CRNA Job Description
A Certified Registered Nurse Anesthetist career is one of the fastest growing jobs in the health care job market today. A CRNA is responsible for the administration of anesthesia to patients when they are in need of intensive care. A CRNA delivers anesthesia in the exact same way as an anesthesiologist. Sometimes a CRNA is required by law to work in tandem with an anesthesiologist or another medical doctor, but typically this position enjoys a very high level of autonomy. Due to this autonomy, a CRNA is held to very high standards of education and job conduct.
CRNA Duties and Responsibilities
CRNA qualification is rigorous, and the responsibility that a CRNA carries is large. The CRNA is solely responsible for managing the distribution of anesthesia, a very powerful sedative. The nurse must understand medical complications associated with the use of anesthesia and how to correct them. A CRNA is responsible for monitoring the well being of the patient while under anesthesia to insure no complications arise. Other CRNA duties include: maintaining medical charts, collaborating with a team of health care professionals, including surgeons and primary care doctors, on the patients’ condition, providing post operative patient care and evaluation, and assisting in the training of other medical personnel in CPR, anesthesia and respiratory care.

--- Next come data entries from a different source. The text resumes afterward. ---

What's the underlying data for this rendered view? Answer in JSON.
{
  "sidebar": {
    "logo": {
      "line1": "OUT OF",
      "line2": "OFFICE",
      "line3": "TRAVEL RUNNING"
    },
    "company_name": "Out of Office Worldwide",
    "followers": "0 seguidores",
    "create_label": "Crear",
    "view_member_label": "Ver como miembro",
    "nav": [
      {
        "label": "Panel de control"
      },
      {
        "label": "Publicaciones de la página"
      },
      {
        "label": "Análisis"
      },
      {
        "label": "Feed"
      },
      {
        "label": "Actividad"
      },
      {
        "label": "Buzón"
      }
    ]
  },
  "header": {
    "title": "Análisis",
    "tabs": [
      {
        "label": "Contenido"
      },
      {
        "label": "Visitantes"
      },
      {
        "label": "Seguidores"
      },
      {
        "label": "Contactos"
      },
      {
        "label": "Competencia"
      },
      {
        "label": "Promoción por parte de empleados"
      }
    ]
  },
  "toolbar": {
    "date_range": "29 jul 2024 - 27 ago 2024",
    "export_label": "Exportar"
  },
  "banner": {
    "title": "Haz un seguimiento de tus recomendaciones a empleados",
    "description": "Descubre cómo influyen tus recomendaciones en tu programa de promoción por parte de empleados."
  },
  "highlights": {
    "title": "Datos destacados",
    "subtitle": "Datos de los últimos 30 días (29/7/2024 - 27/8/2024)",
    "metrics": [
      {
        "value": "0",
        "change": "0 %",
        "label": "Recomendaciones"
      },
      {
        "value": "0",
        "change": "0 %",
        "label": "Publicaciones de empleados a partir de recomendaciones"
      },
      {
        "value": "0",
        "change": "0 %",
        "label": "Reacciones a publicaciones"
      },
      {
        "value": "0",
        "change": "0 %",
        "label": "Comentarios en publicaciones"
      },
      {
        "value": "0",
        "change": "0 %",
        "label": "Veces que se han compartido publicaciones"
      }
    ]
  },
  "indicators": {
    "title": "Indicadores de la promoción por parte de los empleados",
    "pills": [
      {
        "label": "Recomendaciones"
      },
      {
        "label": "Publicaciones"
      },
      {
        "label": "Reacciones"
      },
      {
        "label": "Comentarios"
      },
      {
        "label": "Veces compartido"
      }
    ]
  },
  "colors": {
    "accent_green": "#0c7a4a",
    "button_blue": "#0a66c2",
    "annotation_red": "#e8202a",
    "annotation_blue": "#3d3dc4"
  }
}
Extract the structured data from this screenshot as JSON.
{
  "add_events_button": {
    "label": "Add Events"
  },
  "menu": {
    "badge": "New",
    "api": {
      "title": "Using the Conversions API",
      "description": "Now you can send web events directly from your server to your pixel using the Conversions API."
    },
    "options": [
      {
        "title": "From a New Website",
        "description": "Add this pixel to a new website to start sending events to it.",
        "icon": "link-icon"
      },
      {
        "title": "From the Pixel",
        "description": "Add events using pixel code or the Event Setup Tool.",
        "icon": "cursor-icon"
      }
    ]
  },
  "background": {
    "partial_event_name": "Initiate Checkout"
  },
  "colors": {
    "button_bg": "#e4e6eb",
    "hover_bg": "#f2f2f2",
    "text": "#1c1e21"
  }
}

CRNA Work Environment
Being able to work in a variety of different environments is part of the nurse anesthetist job description. Some of the most common placements for a CRNA are in a traditional hospital setting, ambulatory surgery centers, and for the U.S. Military. Today, approximately two thirds of anesthetics administered in rural hospitals are given by nurse anesthetists. They also play a critical role for the U.S. Military, as they are often the only licensed independent anesthesia practitioners at many military facilities. A CRNA may also find employment at: dental clinics, podiatrists’ offices, delivery suites of an obstetric ward, ophthamologists’ offices, plastic surgery offices and for the U.S. Department of Public Health.
CRNA skills will grant a nurse employment in both the public and the private sector. Currently, the most job openings for beginning CRNA careers are in rural hospitals or with the U.S. Military. Health care facilities often find that it is less costly to hire a CRNA versus an anesthesiologist, so hospitals with a smaller budget or military facilities find that hiring a CRNA is the most cost effective solution.
There are thousands of opportunities for those wanting to become a CRNA. There is a nationwide nursing shortage currently that has left openings for those with the CRNA qualification to fill. As mentioned previously, hospital settings in rural areas or in poorer, inner city neighborhoods are desperate for high quality care. Also, as the U.S. Military presence overseas continues to expand, the demand for nurse anesthetists is increasing. Finally, for those who have some anesthesia experience, there is an emerging market to train and educate students of anesthesiology. The average salary for a CRNA is approximately $163,000 per year.